People ask me how I am. I want to answer truthfully, that this second you are seeing me composed. In a few minutes, though, there?s a good chance you wouldn?t want to be around me. They ask me how my family is. I want to say, "incomplete." Every second feels like a million years without him. Every tick of the watch is another reminder of my mother's newfound loneliness. I am angry at the world for no longer crying with me.
But then again, this is not about me. It cannot be. This is about him. I guess that this is about the fifty-eight year-long-example he set for the world. The example we unfortunately ignored like it was a substitute teacher and we were the rambunctious children.
I remember that my father had woken up most mornings at 5:40 AM, gone outside to get the New York Times, sat down at the kitchen table and looked at the obituaries. Once, as he looked through the names of the deceased, I accused him of being morbid. "Is that really necessary?" I asked. "You know, some people read the comics first." He then solemnly turned to me and said that there was a great deal we could learn from those that were no longer with us. It?s almost ironic, he continued, how we could learn to live from the ones that have died.

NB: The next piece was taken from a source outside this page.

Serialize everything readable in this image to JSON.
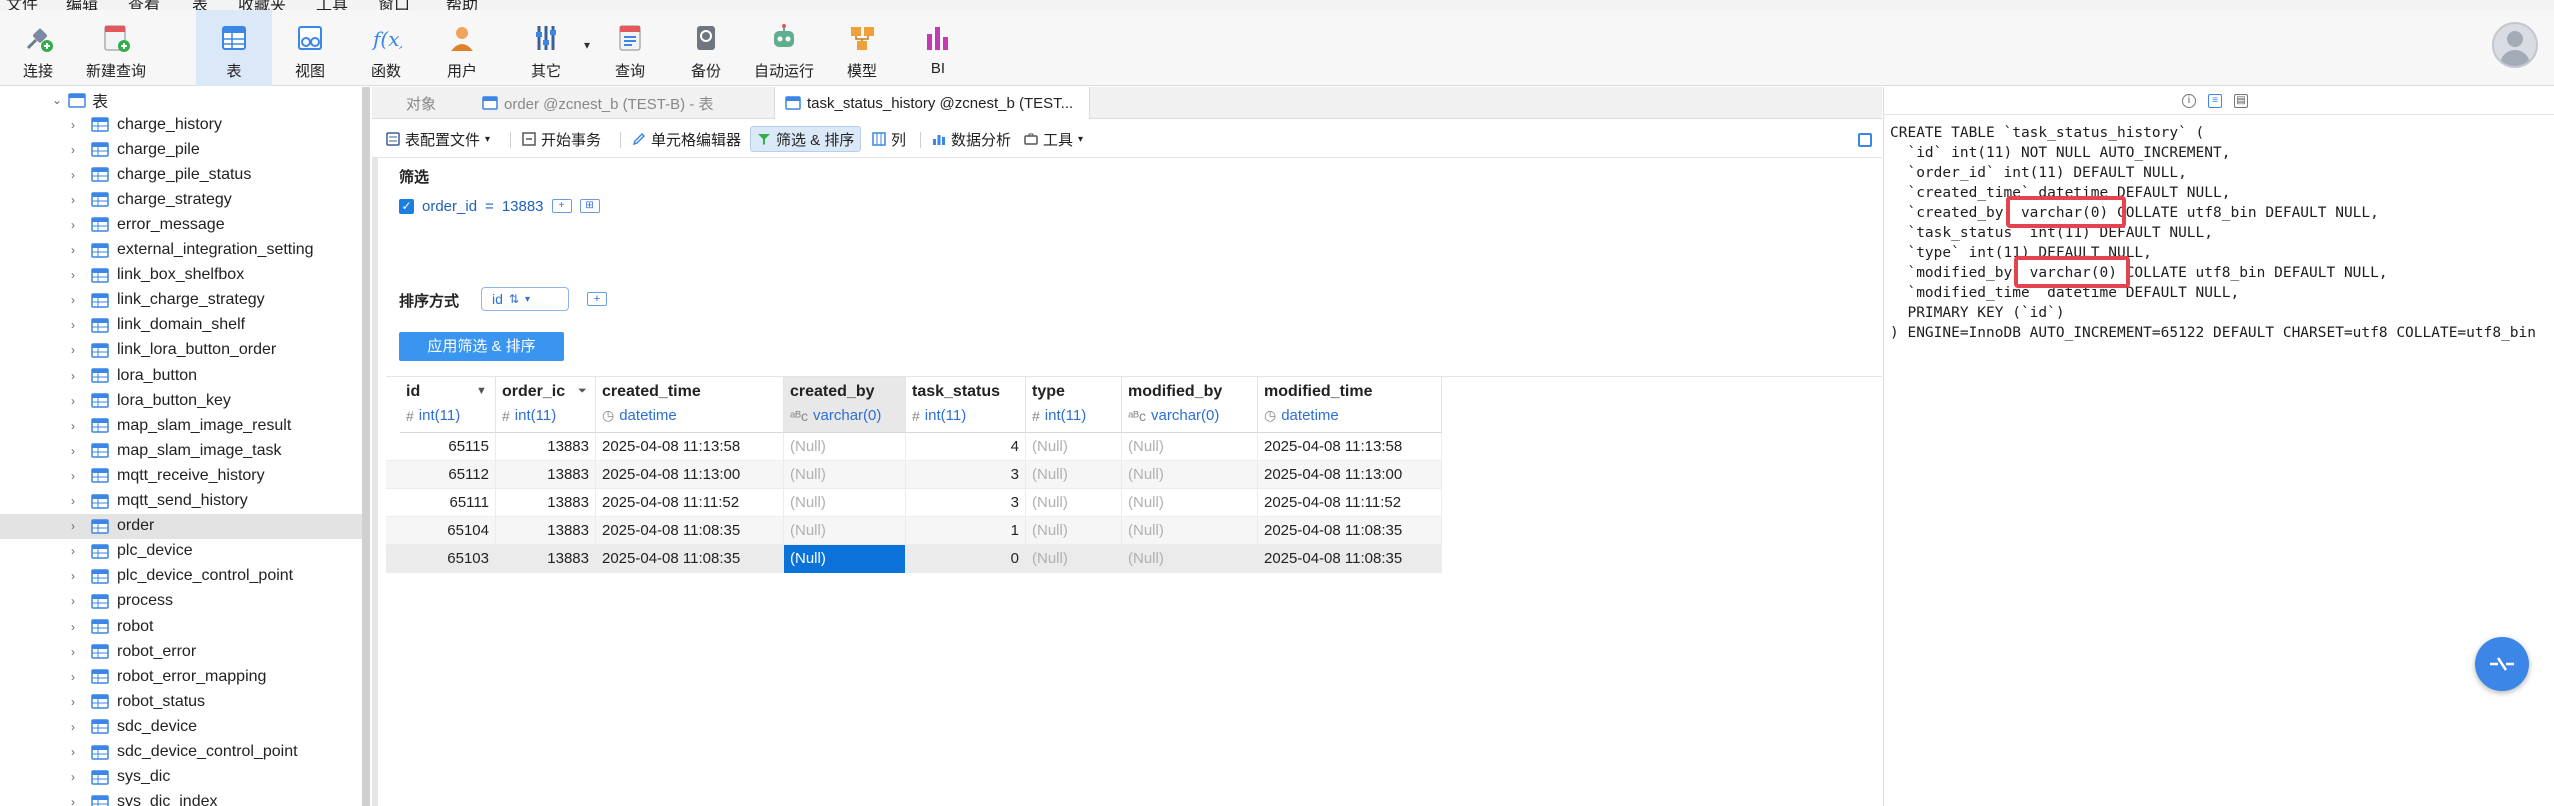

I used to speak to my father every day. This was something that used to embarrass me. Now, I replay those conversations in my head over and over again, recycling them faster than the highlight clips on Sports Center.
During those conversations, my father never spoke about himself and the important things he did as the executive vice president of the Rabbinical Council of America. I don't remember him telling me to look in the New York Times for his quotes or bragging about the lunch meeting he had with Prime Minister Ariel Sharon or the dinner with the late Cardinal O'Connor.
My father was a significant public figure. So why have I waited until now to tell you this? Because this was how my father would have wanted it.
In fact, I wouldn't be surprised if he visited me in a dream, with his spirit blushing, asking me to stop exaggerating. I imagine him saying, please, Arye, I don't deserve all this. And I would say back to him, yes. Yes, you do. Not because you were an incredible father and a wonderful husband. Not because you were a trustworthy friend and a worthy confidant. But because you taught me that every soul is precious, that every person is unique, that everyone has hardships, everyone has challenges.
You taught me that many people find the time to ask, "how are you?"
But only the best people, those like you, take the time to listen for the answer.